There are obviously those like myself out for a constitutional: often with a dog, ageing relative or pram-borne infant in tow.  Barbecuing is also a common choice – and given the autumnal absence of the ice-cream van (a foolish waste of a solid business opportunity) a tempting option for the peckish.  In the past, I have seen a couple practising some form of dance which I took to be Latin.  They made this look a lot more sensual and fun then anything which televised pro-celebrity dancing contests have suggested is strictly ballroom.  There is also a band of folk who re-enact Norman combat (and we’re talking Angevin here, not Wisdom or Schwarzkopf) with swords, spears, shields and some degree of vaguely appropriate dress.  I’ve also seen archery – though this seems to have a more modern vibe and seems independent of the descendants of King Rollo (not the harmless duffer that children’s television might have led you to believe).

As well as the opportunities for people-watching, the Common is also pretty good for wildlife.  On Sunday, I found a tree full of tits: stratified by altitude.  The Great Tits commanded the heights, below them the Blue and at eye-level the delightful antics of their Long-Tailed brethren (though they are only very distantly related).  Actually, despite being a scant mile from any plausible definition of the city centre, my garret does provide hints of a pseudo-rural idyll – even without the short stroll to the Common.  A few evenings ago, when I was being uncharacteristically quiet (not that I am normally an especially noisy neighbour, just rarely entirely silent), I could hear tawny owls courting in (presumably) nearby trees.  Are they following the foxes into our cities?  Will we soon find owls rifling through our bins?  People laughed at Futurama, but they were the first to identify the menace that owls will pose in the future.

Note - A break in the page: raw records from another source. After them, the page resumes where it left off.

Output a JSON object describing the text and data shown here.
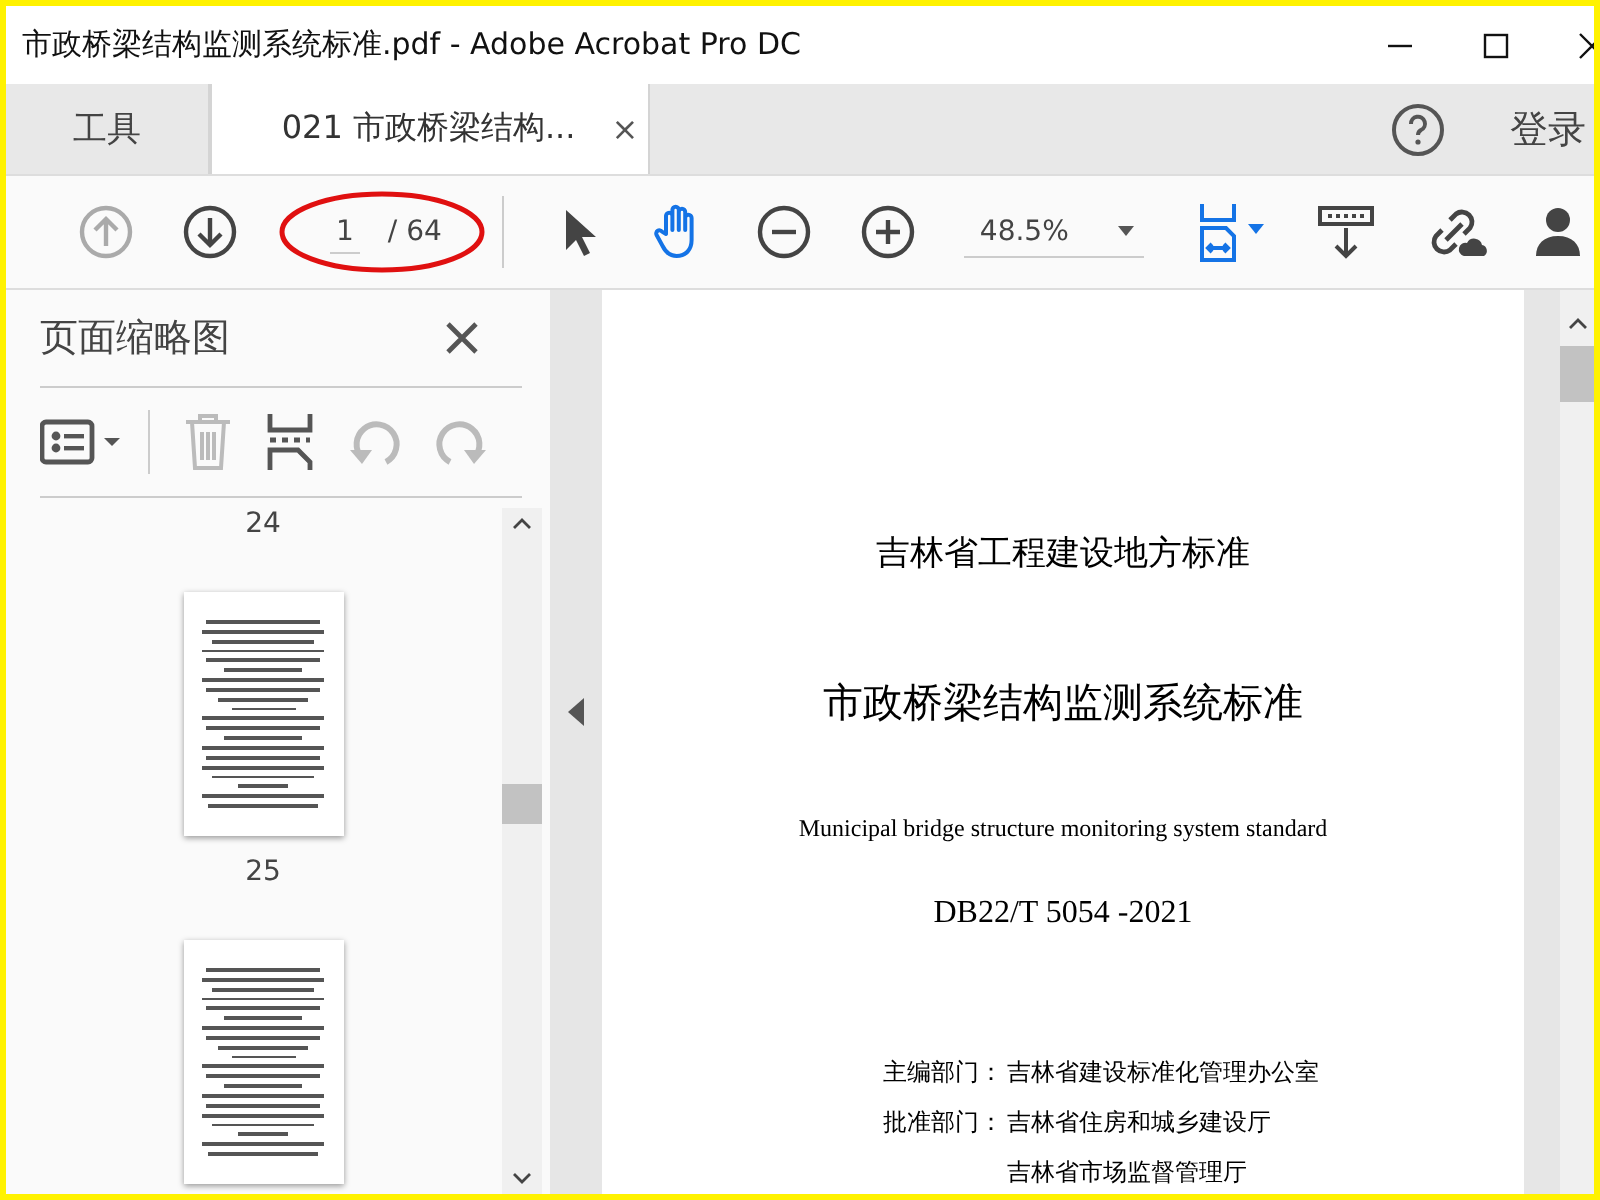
{
  "window": {
    "title": "市政桥梁结构监测系统标准.pdf - Adobe Acrobat Pro DC"
  },
  "tabs": [
    {
      "label": "工具",
      "selected": false
    },
    {
      "label": "021 市政桥梁结构...",
      "selected": true,
      "close": "×"
    }
  ],
  "header": {
    "login": "登录"
  },
  "toolbar": {
    "tools": [
      {
        "kind": "up",
        "disabled": true
      },
      {
        "kind": "down",
        "disabled": false
      }
    ],
    "page_current": "1",
    "page_total": "/ 64",
    "modes": [
      {
        "kind": "pointer",
        "selected": false
      },
      {
        "kind": "hand",
        "selected": true
      }
    ],
    "zoom": "48.5%"
  },
  "sidebar": {
    "title": "页面缩略图",
    "tools": [
      {
        "kind": "options",
        "disabled": false
      },
      {
        "kind": "delete",
        "disabled": true
      },
      {
        "kind": "insert",
        "disabled": false
      },
      {
        "kind": "undo",
        "disabled": true
      },
      {
        "kind": "redo",
        "disabled": true
      }
    ],
    "items": [
      {
        "kind": "label",
        "text": "24"
      },
      {
        "kind": "page"
      },
      {
        "kind": "label",
        "text": "25"
      },
      {
        "kind": "page"
      }
    ]
  },
  "document": {
    "lines": [
      {
        "kind": "heading",
        "text": "吉林省工程建设地方标准"
      },
      {
        "kind": "title",
        "text": "市政桥梁结构监测系统标准"
      },
      {
        "kind": "english",
        "text": "Municipal bridge structure monitoring system standard"
      },
      {
        "kind": "code",
        "text": "DB22/T 5054 -2021"
      },
      {
        "kind": "meta",
        "label": "主编部门：",
        "text": "吉林省建设标准化管理办公室"
      },
      {
        "kind": "meta",
        "label": "批准部门：",
        "text": "吉林省住房和城乡建设厅"
      },
      {
        "kind": "meta",
        "text": "吉林省市场监督管理厅"
      }
    ]
  }
}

What other apparently foolish predictions may yet be proved accurate?

Bring back the owls

As my last post suggested, I have recently been holidaying in the delightful county of Cornwall.  I stayed in an inverted lodge-style dwelling in a remote rural location (though apparently there is a golf course somewhere nearby).  Whilst I was technically staying in Cornwall, I never fully committed to leaving England and spent time on both sides of the Tamar over the week (and a very small amount of time actually suspended over the Tamar – oh yes, I’m quite the daredevil if I have the support of one I K Brunel). Frankly, I often failed to remember which side I was on – though I believe this is a matter of some importance to the locals.

The lodge was surrounded by owls or, possibly, by owl impersonators – it is so hard to tell in the dark with only your ears to go on.  Around bedtime I could hear them calling to each other – or possibly to me, but sadly I do not speak owl and so was unable to provide a suitable response.  It is a rather lovely thing, even given the language barrier.

After a week away, I returned (briefly) to Fish Towers.  Whilst it’s nice to go away, it is rather pleasant to return home – where the kitchen is stocked with familiar equipment and foodstuffs and where the electromagnetic medium of 21st century communications is immanent.

Less desirable was the sonic chorus that greeted my attempts to go to sleep the evening of my return.  No owls, but instead the yowling of local cats (well, I assume they were local though I didn’t actually ask) indulging in nefarious night-time activities at very high decibels.  Not content with cutting a swathe through our smaller indigenous wildlife and defecating in my tubs, the feline menace is now responsible for serious night time noise pollution.  We need a modern St Patrick to rid these isles of the menace.  Could Hamelin provide someone?  I know they have more experience with rats (and children), but “cats” sounds very similar.  I might have a go myself with the clarinet I bought at a birthday party (well, who can honestly claim they have never done the same), but have yet to make much progress with my new career as the new Acker Bilk.  Not sure if my attempts at playing would encourage any puss (booted or otherwise) to follow me, but it could well frighten them off which would be good enough!